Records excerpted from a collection

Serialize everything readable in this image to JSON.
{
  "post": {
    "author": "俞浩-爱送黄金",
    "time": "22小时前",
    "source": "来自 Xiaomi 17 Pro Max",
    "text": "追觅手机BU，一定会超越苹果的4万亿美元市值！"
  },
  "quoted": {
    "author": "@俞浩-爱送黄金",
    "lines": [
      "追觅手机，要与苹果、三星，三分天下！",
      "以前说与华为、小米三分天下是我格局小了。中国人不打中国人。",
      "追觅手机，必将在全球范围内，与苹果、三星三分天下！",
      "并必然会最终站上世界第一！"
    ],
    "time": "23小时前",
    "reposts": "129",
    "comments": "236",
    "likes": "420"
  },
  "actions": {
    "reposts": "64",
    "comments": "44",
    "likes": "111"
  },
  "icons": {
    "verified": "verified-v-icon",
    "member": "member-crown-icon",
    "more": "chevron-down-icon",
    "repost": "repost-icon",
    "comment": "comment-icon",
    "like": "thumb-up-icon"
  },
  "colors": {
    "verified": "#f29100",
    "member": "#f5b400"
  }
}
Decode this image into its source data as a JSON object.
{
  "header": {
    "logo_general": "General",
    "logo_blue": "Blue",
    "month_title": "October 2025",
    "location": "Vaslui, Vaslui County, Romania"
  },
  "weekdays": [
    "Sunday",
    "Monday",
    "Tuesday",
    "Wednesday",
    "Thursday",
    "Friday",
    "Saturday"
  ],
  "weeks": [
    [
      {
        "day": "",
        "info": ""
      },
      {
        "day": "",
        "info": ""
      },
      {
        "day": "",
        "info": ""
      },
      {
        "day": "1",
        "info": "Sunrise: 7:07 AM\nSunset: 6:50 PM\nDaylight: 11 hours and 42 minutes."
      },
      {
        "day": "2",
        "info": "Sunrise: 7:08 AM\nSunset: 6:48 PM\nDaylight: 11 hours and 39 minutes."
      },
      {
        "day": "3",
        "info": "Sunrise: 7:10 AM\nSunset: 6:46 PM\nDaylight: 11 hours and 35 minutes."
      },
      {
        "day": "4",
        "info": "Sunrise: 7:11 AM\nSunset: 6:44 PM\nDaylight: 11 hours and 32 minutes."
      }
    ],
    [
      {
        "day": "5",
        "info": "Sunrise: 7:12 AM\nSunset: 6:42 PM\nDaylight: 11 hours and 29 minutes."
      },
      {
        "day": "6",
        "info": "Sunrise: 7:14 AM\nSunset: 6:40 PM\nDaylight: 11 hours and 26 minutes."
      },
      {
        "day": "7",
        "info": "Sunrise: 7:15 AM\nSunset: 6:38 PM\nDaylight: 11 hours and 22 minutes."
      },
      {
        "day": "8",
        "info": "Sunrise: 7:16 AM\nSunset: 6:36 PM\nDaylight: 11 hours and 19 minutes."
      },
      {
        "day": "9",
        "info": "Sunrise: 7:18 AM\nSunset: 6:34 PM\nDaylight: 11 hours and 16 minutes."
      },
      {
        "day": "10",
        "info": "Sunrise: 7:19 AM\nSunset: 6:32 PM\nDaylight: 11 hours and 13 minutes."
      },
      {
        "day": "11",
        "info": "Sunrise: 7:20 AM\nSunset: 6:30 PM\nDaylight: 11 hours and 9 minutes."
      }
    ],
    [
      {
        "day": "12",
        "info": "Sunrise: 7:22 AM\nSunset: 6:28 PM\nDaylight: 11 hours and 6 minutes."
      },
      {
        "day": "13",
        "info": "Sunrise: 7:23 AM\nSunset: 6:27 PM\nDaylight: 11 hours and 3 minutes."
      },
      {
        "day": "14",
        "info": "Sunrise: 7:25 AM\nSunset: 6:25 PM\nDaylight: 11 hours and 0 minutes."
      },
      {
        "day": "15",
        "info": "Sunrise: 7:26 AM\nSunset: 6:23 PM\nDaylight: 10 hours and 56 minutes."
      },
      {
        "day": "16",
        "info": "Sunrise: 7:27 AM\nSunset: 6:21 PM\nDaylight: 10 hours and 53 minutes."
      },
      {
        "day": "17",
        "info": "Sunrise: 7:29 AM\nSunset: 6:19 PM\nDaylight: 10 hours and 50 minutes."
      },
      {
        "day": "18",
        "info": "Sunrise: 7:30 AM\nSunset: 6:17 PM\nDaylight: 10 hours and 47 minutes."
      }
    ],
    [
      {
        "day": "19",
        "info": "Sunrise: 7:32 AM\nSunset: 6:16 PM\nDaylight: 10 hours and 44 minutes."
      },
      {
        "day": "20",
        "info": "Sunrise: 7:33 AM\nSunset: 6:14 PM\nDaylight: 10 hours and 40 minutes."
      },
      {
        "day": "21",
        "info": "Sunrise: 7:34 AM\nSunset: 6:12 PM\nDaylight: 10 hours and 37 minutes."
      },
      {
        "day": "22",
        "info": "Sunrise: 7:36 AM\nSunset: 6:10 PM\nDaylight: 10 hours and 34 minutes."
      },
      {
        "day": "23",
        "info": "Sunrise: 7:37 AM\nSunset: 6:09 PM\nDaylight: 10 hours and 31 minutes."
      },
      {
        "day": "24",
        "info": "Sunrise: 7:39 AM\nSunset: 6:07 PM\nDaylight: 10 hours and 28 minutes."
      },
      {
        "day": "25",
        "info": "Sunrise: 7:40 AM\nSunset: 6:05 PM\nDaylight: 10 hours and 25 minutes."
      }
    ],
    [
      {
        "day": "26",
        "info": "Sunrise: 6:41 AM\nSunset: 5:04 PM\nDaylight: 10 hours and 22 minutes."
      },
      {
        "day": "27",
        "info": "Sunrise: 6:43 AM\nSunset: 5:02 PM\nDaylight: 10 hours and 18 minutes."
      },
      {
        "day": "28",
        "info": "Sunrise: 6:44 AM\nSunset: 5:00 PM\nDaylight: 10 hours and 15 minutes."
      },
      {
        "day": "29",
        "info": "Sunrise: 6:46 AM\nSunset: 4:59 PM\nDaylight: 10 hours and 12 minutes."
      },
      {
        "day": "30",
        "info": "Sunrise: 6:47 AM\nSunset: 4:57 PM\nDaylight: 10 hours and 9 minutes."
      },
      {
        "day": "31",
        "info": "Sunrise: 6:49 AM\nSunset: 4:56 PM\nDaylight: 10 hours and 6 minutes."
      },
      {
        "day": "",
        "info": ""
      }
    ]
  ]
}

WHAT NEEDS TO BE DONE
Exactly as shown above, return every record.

TASK OUTPUT
Serialize everything readable in this image to JSON.
{
  "post": {
    "author": "俞浩-爱送黄金",
    "time": "22小时前",
    "source": "来自 Xiaomi 17 Pro Max",
    "text": "追觅手机BU，一定会超越苹果的4万亿美元市值！"
  },
  "quoted": {
    "author": "@俞浩-爱送黄金",
    "lines": [
      "追觅手机，要与苹果、三星，三分天下！",
      "以前说与华为、小米三分天下是我格局小了。中国人不打中国人。",
      "追觅手机，必将在全球范围内，与苹果、三星三分天下！",
      "并必然会最终站上世界第一！"
    ],
    "time": "23小时前",
    "reposts": "129",
    "comments": "236",
    "likes": "420"
  },
  "actions": {
    "reposts": "64",
    "comments": "44",
    "likes": "111"
  },
  "icons": {
    "verified": "verified-v-icon",
    "member": "member-crown-icon",
    "more": "chevron-down-icon",
    "repost": "repost-icon",
    "comment": "comment-icon",
    "like": "thumb-up-icon"
  },
  "colors": {
    "verified": "#f29100",
    "member": "#f5b400"
  }
}
Decode this image into its source data as a JSON object.
{
  "header": {
    "logo_general": "General",
    "logo_blue": "Blue",
    "month_title": "October 2025",
    "location": "Vaslui, Vaslui County, Romania"
  },
  "weekdays": [
    "Sunday",
    "Monday",
    "Tuesday",
    "Wednesday",
    "Thursday",
    "Friday",
    "Saturday"
  ],
  "weeks": [
    [
      {
        "day": "",
        "info": ""
      },
      {
        "day": "",
        "info": ""
      },
      {
        "day": "",
        "info": ""
      },
      {
        "day": "1",
        "info": "Sunrise: 7:07 AM\nSunset: 6:50 PM\nDaylight: 11 hours and 42 minutes."
      },
      {
        "day": "2",
        "info": "Sunrise: 7:08 AM\nSunset: 6:48 PM\nDaylight: 11 hours and 39 minutes."
      },
      {
        "day": "3",
        "info": "Sunrise: 7:10 AM\nSunset: 6:46 PM\nDaylight: 11 hours and 35 minutes."
      },
      {
        "day": "4",
        "info": "Sunrise: 7:11 AM\nSunset: 6:44 PM\nDaylight: 11 hours and 32 minutes."
      }
    ],
    [
      {
        "day": "5",
        "info": "Sunrise: 7:12 AM\nSunset: 6:42 PM\nDaylight: 11 hours and 29 minutes."
      },
      {
        "day": "6",
        "info": "Sunrise: 7:14 AM\nSunset: 6:40 PM\nDaylight: 11 hours and 26 minutes."
      },
      {
        "day": "7",
        "info": "Sunrise: 7:15 AM\nSunset: 6:38 PM\nDaylight: 11 hours and 22 minutes."
      },
      {
        "day": "8",
        "info": "Sunrise: 7:16 AM\nSunset: 6:36 PM\nDaylight: 11 hours and 19 minutes."
      },
      {
        "day": "9",
        "info": "Sunrise: 7:18 AM\nSunset: 6:34 PM\nDaylight: 11 hours and 16 minutes."
      },
      {
        "day": "10",
        "info": "Sunrise: 7:19 AM\nSunset: 6:32 PM\nDaylight: 11 hours and 13 minutes."
      },
      {
        "day": "11",
        "info": "Sunrise: 7:20 AM\nSunset: 6:30 PM\nDaylight: 11 hours and 9 minutes."
      }
    ],
    [
      {
        "day": "12",
        "info": "Sunrise: 7:22 AM\nSunset: 6:28 PM\nDaylight: 11 hours and 6 minutes."
      },
      {
        "day": "13",
        "info": "Sunrise: 7:23 AM\nSunset: 6:27 PM\nDaylight: 11 hours and 3 minutes."
      },
      {
        "day": "14",
        "info": "Sunrise: 7:25 AM\nSunset: 6:25 PM\nDaylight: 11 hours and 0 minutes."
      },
      {
        "day": "15",
        "info": "Sunrise: 7:26 AM\nSunset: 6:23 PM\nDaylight: 10 hours and 56 minutes."
      },
      {
        "day": "16",
        "info": "Sunrise: 7:27 AM\nSunset: 6:21 PM\nDaylight: 10 hours and 53 minutes."
      },
      {
        "day": "17",
        "info": "Sunrise: 7:29 AM\nSunset: 6:19 PM\nDaylight: 10 hours and 50 minutes."
      },
      {
        "day": "18",
        "info": "Sunrise: 7:30 AM\nSunset: 6:17 PM\nDaylight: 10 hours and 47 minutes."
      }
    ],
    [
      {
        "day": "19",
        "info": "Sunrise: 7:32 AM\nSunset: 6:16 PM\nDaylight: 10 hours and 44 minutes."
      },
      {
        "day": "20",
        "info": "Sunrise: 7:33 AM\nSunset: 6:14 PM\nDaylight: 10 hours and 40 minutes."
      },
      {
        "day": "21",
        "info": "Sunrise: 7:34 AM\nSunset: 6:12 PM\nDaylight: 10 hours and 37 minutes."
      },
      {
        "day": "22",
        "info": "Sunrise: 7:36 AM\nSunset: 6:10 PM\nDaylight: 10 hours and 34 minutes."
      },
      {
        "day": "23",
        "info": "Sunrise: 7:37 AM\nSunset: 6:09 PM\nDaylight: 10 hours and 31 minutes."
      },
      {
        "day": "24",
        "info": "Sunrise: 7:39 AM\nSunset: 6:07 PM\nDaylight: 10 hours and 28 minutes."
      },
      {
        "day": "25",
        "info": "Sunrise: 7:40 AM\nSunset: 6:05 PM\nDaylight: 10 hours and 25 minutes."
      }
    ],
    [
      {
        "day": "26",
        "info": "Sunrise: 6:41 AM\nSunset: 5:04 PM\nDaylight: 10 hours and 22 minutes."
      },
      {
        "day": "27",
        "info": "Sunrise: 6:43 AM\nSunset: 5:02 PM\nDaylight: 10 hours and 18 minutes."
      },
      {
        "day": "28",
        "info": "Sunrise: 6:44 AM\nSunset: 5:00 PM\nDaylight: 10 hours and 15 minutes."
      },
      {
        "day": "29",
        "info": "Sunrise: 6:46 AM\nSunset: 4:59 PM\nDaylight: 10 hours and 12 minutes."
      },
      {
        "day": "30",
        "info": "Sunrise: 6:47 AM\nSunset: 4:57 PM\nDaylight: 10 hours and 9 minutes."
      },
      {
        "day": "31",
        "info": "Sunrise: 6:49 AM\nSunset: 4:56 PM\nDaylight: 10 hours and 6 minutes."
      },
      {
        "day": "",
        "info": ""
      }
    ]
  ]
}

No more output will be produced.